Interface dataset entries
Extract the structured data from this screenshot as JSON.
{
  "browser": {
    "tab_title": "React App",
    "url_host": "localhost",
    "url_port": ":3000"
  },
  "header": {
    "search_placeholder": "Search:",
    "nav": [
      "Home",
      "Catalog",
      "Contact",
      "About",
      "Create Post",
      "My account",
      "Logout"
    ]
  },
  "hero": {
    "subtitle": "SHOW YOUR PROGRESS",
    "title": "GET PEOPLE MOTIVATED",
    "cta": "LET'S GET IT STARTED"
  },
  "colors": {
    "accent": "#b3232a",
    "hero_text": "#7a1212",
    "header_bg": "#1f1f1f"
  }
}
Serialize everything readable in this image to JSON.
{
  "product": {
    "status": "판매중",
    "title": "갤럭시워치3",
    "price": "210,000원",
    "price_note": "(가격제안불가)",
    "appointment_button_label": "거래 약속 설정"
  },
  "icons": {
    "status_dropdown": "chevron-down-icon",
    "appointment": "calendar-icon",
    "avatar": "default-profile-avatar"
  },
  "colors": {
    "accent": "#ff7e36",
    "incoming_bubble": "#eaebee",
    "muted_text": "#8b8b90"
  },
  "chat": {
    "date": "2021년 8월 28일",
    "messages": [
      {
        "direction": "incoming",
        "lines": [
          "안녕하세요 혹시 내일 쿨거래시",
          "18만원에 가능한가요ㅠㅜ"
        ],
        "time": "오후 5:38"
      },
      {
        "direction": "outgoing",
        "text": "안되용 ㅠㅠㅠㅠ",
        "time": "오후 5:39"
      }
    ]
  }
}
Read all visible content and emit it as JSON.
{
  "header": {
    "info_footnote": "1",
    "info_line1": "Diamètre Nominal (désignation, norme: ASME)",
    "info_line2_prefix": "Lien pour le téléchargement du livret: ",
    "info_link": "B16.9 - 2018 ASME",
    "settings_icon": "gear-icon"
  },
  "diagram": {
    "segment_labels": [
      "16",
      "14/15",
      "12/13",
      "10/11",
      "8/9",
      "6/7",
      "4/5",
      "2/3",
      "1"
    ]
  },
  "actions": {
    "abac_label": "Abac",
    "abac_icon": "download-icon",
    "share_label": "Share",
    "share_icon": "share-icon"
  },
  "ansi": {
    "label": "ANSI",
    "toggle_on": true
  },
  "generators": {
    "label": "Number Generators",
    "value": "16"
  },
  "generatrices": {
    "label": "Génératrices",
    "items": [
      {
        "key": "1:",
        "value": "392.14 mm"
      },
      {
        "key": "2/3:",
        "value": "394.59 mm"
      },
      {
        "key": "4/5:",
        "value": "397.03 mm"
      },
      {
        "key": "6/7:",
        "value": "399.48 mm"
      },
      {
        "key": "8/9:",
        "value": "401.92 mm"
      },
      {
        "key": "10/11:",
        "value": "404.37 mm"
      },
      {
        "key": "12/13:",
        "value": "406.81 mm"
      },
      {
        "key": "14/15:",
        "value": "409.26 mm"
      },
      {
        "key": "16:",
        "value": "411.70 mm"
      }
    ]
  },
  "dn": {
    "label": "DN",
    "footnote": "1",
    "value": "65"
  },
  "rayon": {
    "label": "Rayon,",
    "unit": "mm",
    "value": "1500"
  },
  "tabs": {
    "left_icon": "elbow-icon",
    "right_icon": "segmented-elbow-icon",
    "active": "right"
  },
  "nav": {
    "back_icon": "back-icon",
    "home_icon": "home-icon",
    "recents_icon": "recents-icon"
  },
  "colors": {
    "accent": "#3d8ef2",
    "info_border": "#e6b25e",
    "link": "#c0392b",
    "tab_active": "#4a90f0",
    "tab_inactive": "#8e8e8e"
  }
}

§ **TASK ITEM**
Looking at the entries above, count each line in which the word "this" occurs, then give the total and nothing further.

§ **RESPONSE**
2